Many Missouri motorists may have, or be familiar with, attention deficit hyperactivity disorder. This neurodevelopmental disorder is characterized by short attention spans, impulsiveness, and other signs of hyperactivity like excessive talking, tapping, and fidgeting. With age, the hyperactivity may recede, but this still leaves drivers with difficulty resisting impulsive actions like texting, talking on the phone, and playing with the radio.
Residents of Missouri may have to wait for self-driving vehicles to make an appearance. Just as a Senate bill was passed to speed up the production and testing of such vehicles, the National Highway Traffic Safety Administration has hit a roadblock concerning the development of auto safety standards. In a report that the agency will make public by the end of November, it requests comments from other organizations regarding the kind of research it must undertake before writing any permanent rules.
Missouri residents may drive cars that either drive themselves in certain situations or come with modern safety features. Despite that, fatal car crashes increased in the United States for the second straight year in 2016. According to the National Highway Traffic Safety Administration (NHTSA), there was a 5.6 percent increase from 2015 to 2016.
While many Missouri residents believe that those who are driving long distances are more likely to operate their vehicle while drowsy, that is actually not the case. In fact, most car accidents take place within about 25 miles from home. This could be due to the fact that drivers who are in familiar parts of town may be more likely to drive with their brains on auto-pilot.
More than 55,000 traffic accident injuries around the country could have been prevented in 2015 if all vehicles had been equipped with lane departure and blind spot warning systems according to a study from the Insurance Institute for Highway Safety. A researcher from the nonprofit road safety advocacy organization studied about 5,000 front-end collisions and sideswipe crashes, which are the types of accidents that lane departure and blind spot warning systems are most effective at preventing, and she concluded that this technology reduces injury rates by as much as 21 percent.
Missouri motorists may be unaware that according to the Centers for Disease Control and Prevention, up to 6,000 fatal traffic accidents every year arou are caused by drowsy driving. In response, a company called Creative Mode has developed a device that is worn on the wrist and is supposed to alert drivers who are in danger of falling asleep at the wheel. The founder of Creative Mode says he first became aware of the problem of driver fatigue after a friend broke his collarbone when he drifted off while driving and hit a tree.
Missouri residents might not be aware that there is a connection between driver deaths in traffic accidents and improvement in the economy. The information, presented by the Insurance Institute for Highway Safety, showed that when the economy improves, driver deaths tend to also increase.
If a motorist is in a Missouri car accident, there may be several important actions to take if another driver is at fault. First, regardless of who has caused the accident, injured people should be assisted but should not be moved if possible. If the accident is serious, the police may be called.
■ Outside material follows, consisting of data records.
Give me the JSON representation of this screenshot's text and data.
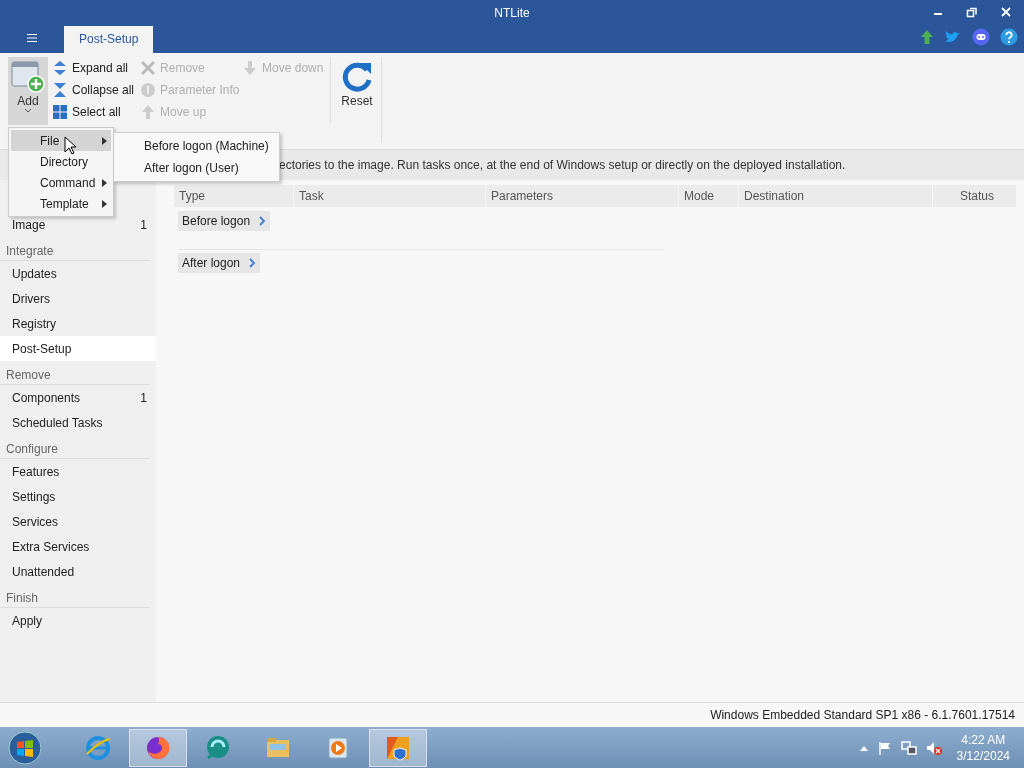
{
  "window": {
    "title": "NTLite"
  },
  "ribbon": {
    "tabs": [
      {
        "label": "Post-Setup",
        "selected": true
      }
    ],
    "add_button": {
      "label": "Add",
      "pressed": true
    },
    "small_columns": [
      [
        {
          "label": "Expand all",
          "disabled": false
        },
        {
          "label": "Collapse all",
          "disabled": false
        },
        {
          "label": "Select all",
          "disabled": false
        }
      ],
      [
        {
          "label": "Remove",
          "disabled": true
        },
        {
          "label": "Parameter Info",
          "disabled": true
        },
        {
          "label": "Move up",
          "disabled": true
        }
      ],
      [
        {
          "label": "Move down",
          "disabled": true
        }
      ]
    ],
    "reset_button": {
      "label": "Reset"
    }
  },
  "add_menu": {
    "items": [
      {
        "label": "File",
        "kind": "submenu",
        "selected": true
      },
      {
        "label": "Directory",
        "kind": "plain",
        "selected": false
      },
      {
        "label": "Command",
        "kind": "submenu",
        "selected": false
      },
      {
        "label": "Template",
        "kind": "submenu",
        "selected": false
      }
    ],
    "submenu": [
      "Before logon (Machine)",
      "After logon (User)"
    ]
  },
  "description": "ectories to the image. Run tasks once, at the end of Windows setup or directly on the deployed installation.",
  "sidebar": {
    "sections": [
      {
        "items": [
          {
            "label": "Image",
            "count": "1",
            "selected": false
          }
        ]
      },
      {
        "title": "Integrate",
        "items": [
          {
            "label": "Updates",
            "selected": false
          },
          {
            "label": "Drivers",
            "selected": false
          },
          {
            "label": "Registry",
            "selected": false
          },
          {
            "label": "Post-Setup",
            "selected": true
          }
        ]
      },
      {
        "title": "Remove",
        "items": [
          {
            "label": "Components",
            "count": "1",
            "selected": false
          },
          {
            "label": "Scheduled Tasks",
            "selected": false
          }
        ]
      },
      {
        "title": "Configure",
        "items": [
          {
            "label": "Features",
            "selected": false
          },
          {
            "label": "Settings",
            "selected": false
          },
          {
            "label": "Services",
            "selected": false
          },
          {
            "label": "Extra Services",
            "selected": false
          },
          {
            "label": "Unattended",
            "selected": false
          }
        ]
      },
      {
        "title": "Finish",
        "items": [
          {
            "label": "Apply",
            "selected": false
          }
        ]
      }
    ]
  },
  "table": {
    "columns": [
      "Type",
      "Task",
      "Parameters",
      "Mode",
      "Destination",
      "Status"
    ],
    "groups": [
      {
        "label": "Before logon",
        "expanded": false
      },
      {
        "label": "After logon",
        "expanded": false
      }
    ]
  },
  "status_bar": "Windows Embedded Standard SP1 x86 - 6.1.7601.17514",
  "taskbar": {
    "apps": [
      {
        "active": false
      },
      {
        "active": false
      },
      {
        "active": true
      },
      {
        "active": false
      },
      {
        "active": false
      },
      {
        "active": false
      },
      {
        "active": true
      }
    ],
    "time": "4:22 AM",
    "date": "3/12/2024"
  }
}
Distracted driving is becoming more and more of a problem in Missouri and around the country. Drivers seemingly care more about their smartphones and other electronic devices than about the personal safety of their passengers or occupants of other vehicles. In fact, of all fatalities during 2015 related to human choice, distracted driving deaths increased at a rate faster than fatalities caused by drowsy or drunk driving, a lack of wearing a seat belt and speeding, according to data provided by the National Highway Traffic Safety Administration.
Young drivers in Missouri and around the country have a reputation for engaging in reckless behavior and being overly attached to their cellphones, and a study released by the AAA on Feb. 15 suggests that these criticisms may have some merit. The motoring organization's Foundation for Traffic Safety surveyed 2,511 American drivers and focused on motorists between the ages of 19 and 24, and a concerning 88 percent of them admitted to sending text messages, speeding and running red lights during the previous 30 days.